It was a pleasure chatting with Tom Drake on the Maple Money podcast earlier this month. Check out the episode to hear about my journey from hobby to side hustle to self-employed.
I also wrote about how our food spending has changed during the pandemic.
Remember travel? Here’s a look back at our only trip of 2020 and how much it costs to go to Maui.
I’ll be back next week with my year-end net worth update, plus our investment returns for 2020.
Our friends at Credit Card Genius share how to get FREE checked bags when flying.
Here’s a trifecta from Ben Carlson at A Wealth of Common Sense:
First, Ben takes a shot at ARK ETFs with a short history of chasing the best performing fund.
Next, Ben looks at what happens when you invest in stocks at all-time highs:
“According to my calculations, there have been more than 600 all-time highs since the start of 1988, or roughly 7.3% of all trading days.”
Finally, Ben looked at what happens if you only invested at market peaks. Spoiler: it’s not that bad.

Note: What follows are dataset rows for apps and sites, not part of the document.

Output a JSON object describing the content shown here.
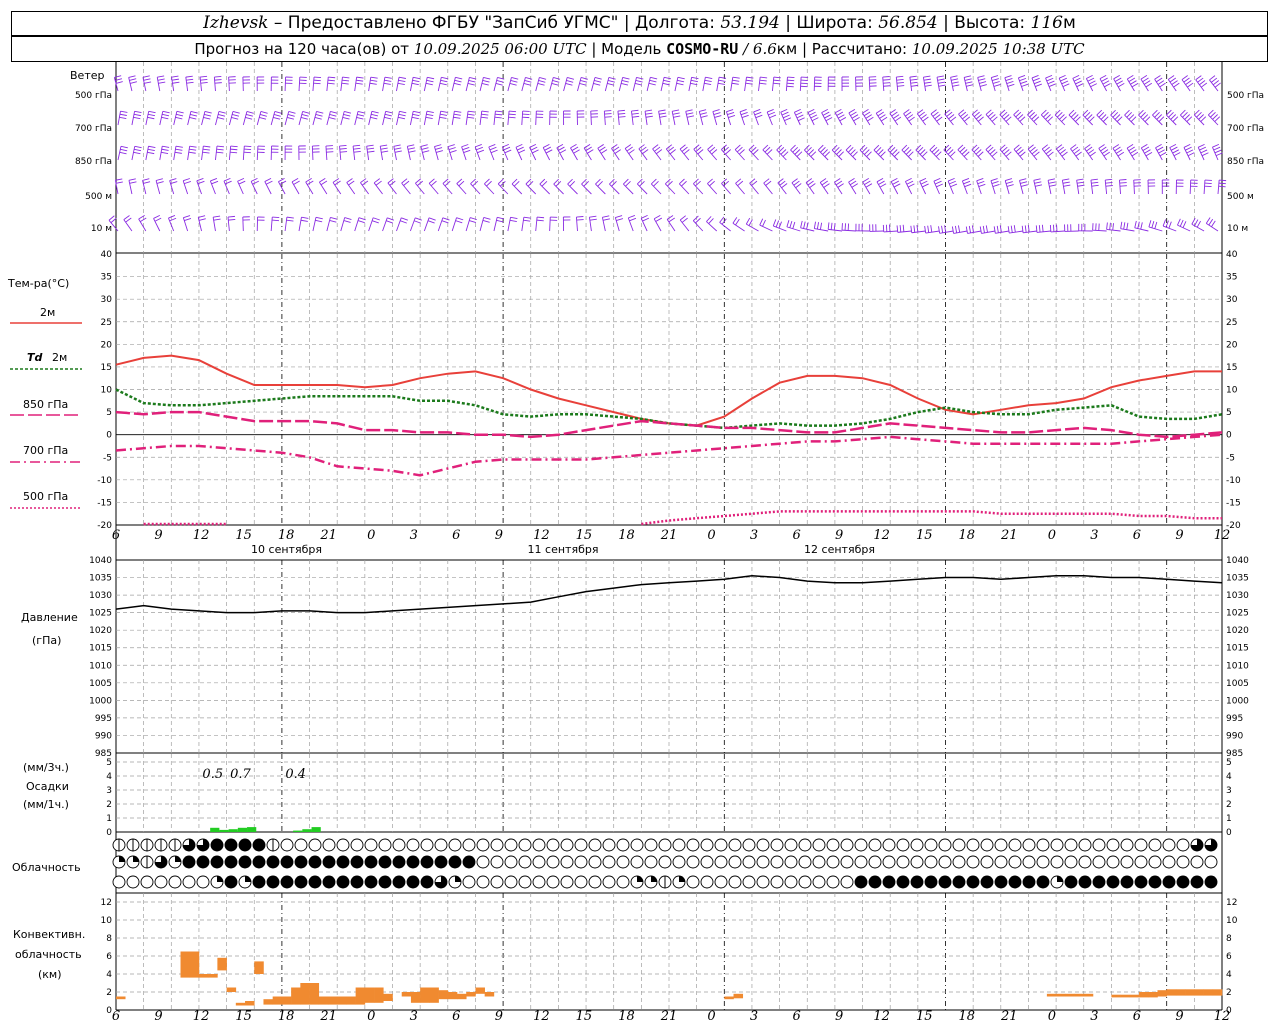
{
  "header": {
    "station": "Izhevsk",
    "dash": " – ",
    "provider": "Предоставлено ФГБУ \"ЗапСиб УГМС\" | Долгота: ",
    "lon": "53.194",
    "lat_label": " | Широта: ",
    "lat": "56.854",
    "alt_label": " | Высота: ",
    "alt": "116",
    "alt_unit": "м",
    "forecast_prefix": "Прогноз на 120 часа(ов) от ",
    "forecast_from": "10.09.2025 06:00 UTC",
    "model_label": " | Модель ",
    "model": "COSMO-RU",
    "model_res": " / 6.6",
    "model_unit": "км",
    "calc_label": " | Рассчитано: ",
    "calc": "10.09.2025 10:38 UTC"
  },
  "labels": {
    "wind": "Ветер",
    "wind_levels": [
      "500 гПа",
      "700 гПа",
      "850 гПа",
      "500 м",
      "10  м"
    ],
    "temp": "Тем-ра(°С)",
    "t2m": "2м",
    "td": "Td",
    "td2m": "2м",
    "t850": "850 гПа",
    "t700": "700 гПа",
    "t500": "500 гПа",
    "pressure": "Давление",
    "pressure_unit": "(гПа)",
    "precip_unit3": "(мм/3ч.)",
    "precip": "Осадки",
    "precip_unit1": "(мм/1ч.)",
    "cloud": "Облачность",
    "conv1": "Конвективн.",
    "conv2": "облачность",
    "conv3": "(км)"
  },
  "colors": {
    "t2m": "#e8403a",
    "td": "#1c7a1c",
    "t850": "#e0207a",
    "t700": "#e0207a",
    "t500": "#e0207a",
    "wind": "#8a2be2",
    "precip": "#22cc22",
    "conv": "#f08a30",
    "grid": "#a0a0a0"
  },
  "chart_data": [
    {
      "type": "line",
      "title": "Тем-ра(°С)",
      "x_ticks": [
        "6",
        "9",
        "12",
        "15",
        "18",
        "21",
        "0",
        "3",
        "6",
        "9",
        "12",
        "15",
        "18",
        "21",
        "0",
        "3",
        "6",
        "9",
        "12",
        "15",
        "18",
        "21",
        "0",
        "3",
        "6",
        "9",
        "12"
      ],
      "date_labels": [
        "10 сентября",
        "11 сентября",
        "12 сентября"
      ],
      "ylim": [
        -20,
        40
      ],
      "yticks": [
        -20,
        -15,
        -10,
        -5,
        0,
        5,
        10,
        15,
        20,
        25,
        30,
        35,
        40
      ],
      "x_hours": [
        0,
        3,
        6,
        9,
        12,
        15,
        18,
        21,
        24,
        27,
        30,
        33,
        36,
        39,
        42,
        45,
        48,
        51,
        54,
        57,
        60,
        63,
        66,
        69,
        72,
        75,
        78,
        81,
        84,
        87,
        90,
        93,
        96,
        99,
        102,
        105,
        108,
        111,
        114,
        117,
        120
      ],
      "series": [
        {
          "name": "2м",
          "values": [
            15.5,
            17,
            17.5,
            16.5,
            13.5,
            11,
            11,
            11,
            11,
            10.5,
            11,
            12.5,
            13.5,
            14,
            12.5,
            10,
            8,
            6.5,
            5,
            3.5,
            2.5,
            2,
            4,
            8,
            11.5,
            13,
            13,
            12.5,
            11,
            8,
            5.5,
            4.5,
            5.5,
            6.5,
            7,
            8,
            10.5,
            12,
            13,
            14,
            14
          ]
        },
        {
          "name": "Td 2м",
          "values": [
            10,
            7,
            6.5,
            6.5,
            7,
            7.5,
            8,
            8.5,
            8.5,
            8.5,
            8.5,
            7.5,
            7.5,
            6.5,
            4.5,
            4,
            4.5,
            4.5,
            4,
            3.5,
            2.5,
            2,
            1.5,
            2,
            2.5,
            2,
            2,
            2.5,
            3.5,
            5,
            6,
            5,
            4.5,
            4.5,
            5.5,
            6,
            6.5,
            4,
            3.5,
            3.5,
            4.5
          ]
        },
        {
          "name": "850 гПа",
          "values": [
            5,
            4.5,
            5,
            5,
            4,
            3,
            3,
            3,
            2.5,
            1,
            1,
            0.5,
            0.5,
            0,
            0,
            -0.5,
            0,
            1,
            2,
            3,
            2.5,
            2,
            1.5,
            1.5,
            1,
            0.5,
            0.5,
            1.5,
            2.5,
            2,
            1.5,
            1,
            0.5,
            0.5,
            1,
            1.5,
            1,
            0,
            -0.5,
            0,
            0.5
          ]
        },
        {
          "name": "700 гПа",
          "values": [
            -3.5,
            -3,
            -2.5,
            -2.5,
            -3,
            -3.5,
            -4,
            -5,
            -7,
            -7.5,
            -8,
            -9,
            -7.5,
            -6,
            -5.5,
            -5.5,
            -5.5,
            -5.5,
            -5,
            -4.5,
            -4,
            -3.5,
            -3,
            -2.5,
            -2,
            -1.5,
            -1.5,
            -1,
            -0.5,
            -1,
            -1.5,
            -2,
            -2,
            -2,
            -2,
            -2,
            -2,
            -1.5,
            -1,
            -0.5,
            0
          ]
        },
        {
          "name": "500 гПа",
          "values": [
            null,
            -20,
            -20,
            -20,
            -20,
            null,
            null,
            null,
            null,
            null,
            null,
            null,
            null,
            null,
            null,
            null,
            null,
            null,
            null,
            -20,
            -19,
            -18.5,
            -18,
            -17.5,
            -17,
            -17,
            -17,
            -17,
            -17,
            -17,
            -17,
            -17,
            -17.5,
            -17.5,
            -17.5,
            -17.5,
            -17.5,
            -18,
            -18,
            -18.5,
            -18.5
          ]
        }
      ]
    },
    {
      "type": "line",
      "title": "Давление",
      "ylabel": "(гПа)",
      "ylim": [
        985,
        1040
      ],
      "yticks": [
        985,
        990,
        995,
        1000,
        1005,
        1010,
        1015,
        1020,
        1025,
        1030,
        1035,
        1040
      ],
      "x_hours": [
        0,
        3,
        6,
        9,
        12,
        15,
        18,
        21,
        24,
        27,
        30,
        33,
        36,
        39,
        42,
        45,
        48,
        51,
        54,
        57,
        60,
        63,
        66,
        69,
        72,
        75,
        78,
        81,
        84,
        87,
        90,
        93,
        96,
        99,
        102,
        105,
        108,
        111,
        114,
        117,
        120
      ],
      "series": [
        {
          "name": "Давление",
          "values": [
            1026,
            1027,
            1026,
            1025.5,
            1025,
            1025,
            1025.5,
            1025.5,
            1025,
            1025,
            1025.5,
            1026,
            1026.5,
            1027,
            1027.5,
            1028,
            1029.5,
            1031,
            1032,
            1033,
            1033.5,
            1034,
            1034.5,
            1035.5,
            1035,
            1034,
            1033.5,
            1033.5,
            1034,
            1034.5,
            1035,
            1035,
            1034.5,
            1035,
            1035.5,
            1035.5,
            1035,
            1035,
            1034.5,
            1034,
            1033.5
          ]
        }
      ]
    },
    {
      "type": "bar",
      "title": "Осадки",
      "ylim": [
        0,
        5
      ],
      "yticks": [
        0,
        1,
        2,
        3,
        4,
        5
      ],
      "annotations": [
        {
          "hour": 10.5,
          "text": "0.5"
        },
        {
          "hour": 13.5,
          "text": "0.7"
        },
        {
          "hour": 19.5,
          "text": "0.4"
        }
      ],
      "hours": [
        10,
        11,
        12,
        13,
        14,
        19,
        20,
        21
      ],
      "values": [
        0.3,
        0.15,
        0.2,
        0.3,
        0.35,
        0.1,
        0.2,
        0.35
      ]
    },
    {
      "type": "bar",
      "title": "Конвективн. облачность (км)",
      "ylim": [
        0,
        13
      ],
      "yticks": [
        0,
        2,
        4,
        6,
        8,
        10,
        12
      ],
      "bars": [
        {
          "h": 0.5,
          "w": 1,
          "b": 1.2,
          "t": 1.5
        },
        {
          "h": 7.5,
          "w": 1,
          "b": 3.6,
          "t": 6.5
        },
        {
          "h": 8.5,
          "w": 1,
          "b": 3.6,
          "t": 6.5
        },
        {
          "h": 9.5,
          "w": 1,
          "b": 3.6,
          "t": 4
        },
        {
          "h": 10.5,
          "w": 1,
          "b": 3.6,
          "t": 4
        },
        {
          "h": 11.5,
          "w": 1,
          "b": 4.4,
          "t": 5.8
        },
        {
          "h": 12.5,
          "w": 1,
          "b": 2,
          "t": 2.5
        },
        {
          "h": 13.5,
          "w": 1,
          "b": 0.5,
          "t": 0.8
        },
        {
          "h": 14.5,
          "w": 1,
          "b": 0.5,
          "t": 1
        },
        {
          "h": 15.5,
          "w": 1,
          "b": 4,
          "t": 5.4
        },
        {
          "h": 16.5,
          "w": 1,
          "b": 0.6,
          "t": 1.2
        },
        {
          "h": 17.5,
          "w": 1,
          "b": 0.6,
          "t": 1.5
        },
        {
          "h": 18.5,
          "w": 1,
          "b": 0.6,
          "t": 1.5
        },
        {
          "h": 19.5,
          "w": 1,
          "b": 0.6,
          "t": 2.5
        },
        {
          "h": 20.5,
          "w": 1,
          "b": 0.6,
          "t": 3
        },
        {
          "h": 21.5,
          "w": 1,
          "b": 0.6,
          "t": 3
        },
        {
          "h": 22.5,
          "w": 1,
          "b": 0.6,
          "t": 1.5
        },
        {
          "h": 23.5,
          "w": 1,
          "b": 0.6,
          "t": 1.5
        },
        {
          "h": 24.5,
          "w": 1,
          "b": 0.6,
          "t": 1.5
        },
        {
          "h": 25.5,
          "w": 1,
          "b": 0.6,
          "t": 1.5
        },
        {
          "h": 26.5,
          "w": 1,
          "b": 0.6,
          "t": 2.5
        },
        {
          "h": 27.5,
          "w": 1,
          "b": 0.8,
          "t": 2.5
        },
        {
          "h": 28.5,
          "w": 1,
          "b": 0.8,
          "t": 2.5
        },
        {
          "h": 29.5,
          "w": 1,
          "b": 1,
          "t": 1.8
        },
        {
          "h": 31.5,
          "w": 1,
          "b": 1.5,
          "t": 2
        },
        {
          "h": 32.5,
          "w": 1,
          "b": 0.8,
          "t": 2
        },
        {
          "h": 33.5,
          "w": 1,
          "b": 0.8,
          "t": 2.5
        },
        {
          "h": 34.5,
          "w": 1,
          "b": 0.8,
          "t": 2.5
        },
        {
          "h": 35.5,
          "w": 1,
          "b": 1.2,
          "t": 2.2
        },
        {
          "h": 36.5,
          "w": 1,
          "b": 1.2,
          "t": 2
        },
        {
          "h": 37.5,
          "w": 1,
          "b": 1.2,
          "t": 1.8
        },
        {
          "h": 38.5,
          "w": 1,
          "b": 1.5,
          "t": 2
        },
        {
          "h": 39.5,
          "w": 1,
          "b": 1.8,
          "t": 2.5
        },
        {
          "h": 40.5,
          "w": 1,
          "b": 1.5,
          "t": 2
        },
        {
          "h": 66.5,
          "w": 1,
          "b": 1.2,
          "t": 1.5
        },
        {
          "h": 67.5,
          "w": 1,
          "b": 1.3,
          "t": 1.8
        },
        {
          "h": 101.5,
          "w": 1,
          "b": 1.5,
          "t": 1.8
        },
        {
          "h": 102.5,
          "w": 1,
          "b": 1.5,
          "t": 1.8
        },
        {
          "h": 103.5,
          "w": 1,
          "b": 1.5,
          "t": 1.8
        },
        {
          "h": 104.5,
          "w": 1,
          "b": 1.5,
          "t": 1.8
        },
        {
          "h": 105.5,
          "w": 1,
          "b": 1.5,
          "t": 1.8
        },
        {
          "h": 108.5,
          "w": 1,
          "b": 1.4,
          "t": 1.7
        },
        {
          "h": 109.5,
          "w": 1,
          "b": 1.4,
          "t": 1.7
        },
        {
          "h": 110.5,
          "w": 1,
          "b": 1.4,
          "t": 1.7
        },
        {
          "h": 111.5,
          "w": 1,
          "b": 1.4,
          "t": 2
        },
        {
          "h": 112.5,
          "w": 1,
          "b": 1.4,
          "t": 2
        },
        {
          "h": 113.5,
          "w": 1,
          "b": 1.5,
          "t": 2.2
        },
        {
          "h": 114.5,
          "w": 1,
          "b": 1.6,
          "t": 2.3
        },
        {
          "h": 115.5,
          "w": 1,
          "b": 1.6,
          "t": 2.3
        },
        {
          "h": 116.5,
          "w": 1,
          "b": 1.6,
          "t": 2.3
        },
        {
          "h": 117.5,
          "w": 1,
          "b": 1.6,
          "t": 2.3
        },
        {
          "h": 118.5,
          "w": 1,
          "b": 1.6,
          "t": 2.3
        },
        {
          "h": 119.5,
          "w": 1,
          "b": 1.6,
          "t": 2.3
        }
      ]
    },
    {
      "type": "table",
      "title": "Облачность",
      "note": "cloud cover symbols per hour: 0=clear,1=few,2=scattered,3=broken,4=overcast",
      "rows": [
        [
          1,
          1,
          1,
          1,
          1,
          1,
          1,
          2,
          3,
          3,
          4,
          4,
          4,
          4,
          4,
          4,
          1,
          1,
          0,
          0,
          0,
          0,
          0,
          0,
          0,
          0,
          0,
          0,
          0,
          0,
          0,
          0,
          0,
          0,
          0,
          0,
          0,
          0,
          0,
          0,
          0,
          0,
          0,
          0,
          0,
          0,
          0,
          0,
          0,
          0,
          0,
          0,
          0,
          0,
          0,
          0,
          0,
          0,
          0,
          0,
          0,
          0,
          0,
          0,
          0,
          0,
          0,
          0,
          0,
          0,
          0,
          0,
          0,
          0,
          0,
          0,
          0,
          0,
          0,
          0,
          0,
          0,
          0,
          0,
          0,
          0,
          0,
          0,
          0,
          0,
          0,
          0,
          0,
          0,
          0,
          0,
          0,
          0,
          0,
          0,
          0,
          0,
          0,
          0,
          0,
          0,
          0,
          0,
          0,
          0,
          0,
          0,
          0,
          0,
          0,
          0,
          3,
          4,
          3
        ],
        [
          2,
          3,
          2,
          1,
          2,
          3,
          2,
          3,
          4,
          4,
          4,
          4,
          4,
          4,
          4,
          4,
          4,
          4,
          4,
          4,
          4,
          4,
          4,
          4,
          4,
          4,
          4,
          4,
          4,
          4,
          4,
          4,
          4,
          4,
          4,
          4,
          4,
          4,
          4,
          3,
          0,
          0,
          0,
          0,
          0,
          0,
          0,
          0,
          0,
          0,
          0,
          0,
          0,
          0,
          0,
          0,
          0,
          0,
          0,
          0,
          0,
          0,
          0,
          0,
          0,
          0,
          0,
          0,
          0,
          0,
          0,
          0,
          0,
          0,
          0,
          0,
          0,
          0,
          0,
          0,
          0,
          0,
          0,
          0,
          0,
          0,
          0,
          0,
          0,
          0,
          0,
          0,
          0,
          0,
          0,
          0,
          0,
          0,
          0,
          0,
          0,
          0,
          0,
          0,
          0,
          0,
          0,
          0,
          0,
          0,
          0,
          0,
          0,
          0,
          0,
          0,
          0,
          0,
          0,
          0
        ],
        [
          0,
          0,
          0,
          0,
          0,
          0,
          0,
          0,
          0,
          0,
          0,
          2,
          4,
          4,
          2,
          4,
          4,
          4,
          4,
          4,
          4,
          4,
          4,
          4,
          4,
          4,
          4,
          4,
          4,
          4,
          4,
          4,
          4,
          4,
          4,
          3,
          3,
          2,
          0,
          1,
          0,
          0,
          0,
          0,
          0,
          0,
          0,
          0,
          0,
          0,
          0,
          0,
          0,
          0,
          1,
          0,
          2,
          3,
          2,
          2,
          1,
          2,
          0,
          0,
          0,
          0,
          0,
          0,
          0,
          0,
          0,
          3,
          0,
          0,
          0,
          0,
          0,
          0,
          0,
          0,
          3,
          4,
          4,
          4,
          4,
          4,
          4,
          4,
          4,
          4,
          4,
          4,
          4,
          4,
          4,
          4,
          4,
          4,
          4,
          4,
          4,
          4,
          2,
          4,
          4,
          4,
          4,
          4,
          4,
          4,
          4,
          4,
          4,
          4,
          4,
          4,
          4,
          4,
          4,
          4
        ]
      ]
    }
  ]
}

Dan Bortolotti takes a thorough look at some of my favourite investing products with this asset allocation ETF showdown between Vanguard and iShares.
Dan’s colleague Justin Bender accompanies that post with this video comparison of Vanguard and iShares asset allocation ETFs:
Cameron Passmore and Ben Felix put together a terrific year-end recap show for the Rational Reminder podcast. A must-listen over the holidays.
Global’s Erica Alini explains what to expect from your 2021 taxes and how to prepare.
We’re not done with Ben Carlson, as he shares the 20 most important personal finance laws to live by in this Fortune column.
Rob Carrick on why people resist delaying CPP benefits – they think the risk is dying early but it’s actually the opposite.
Finally, here’s Jason Heath on what you need to know if you plan to keep working into retirement.
Happy Holidays, everyone!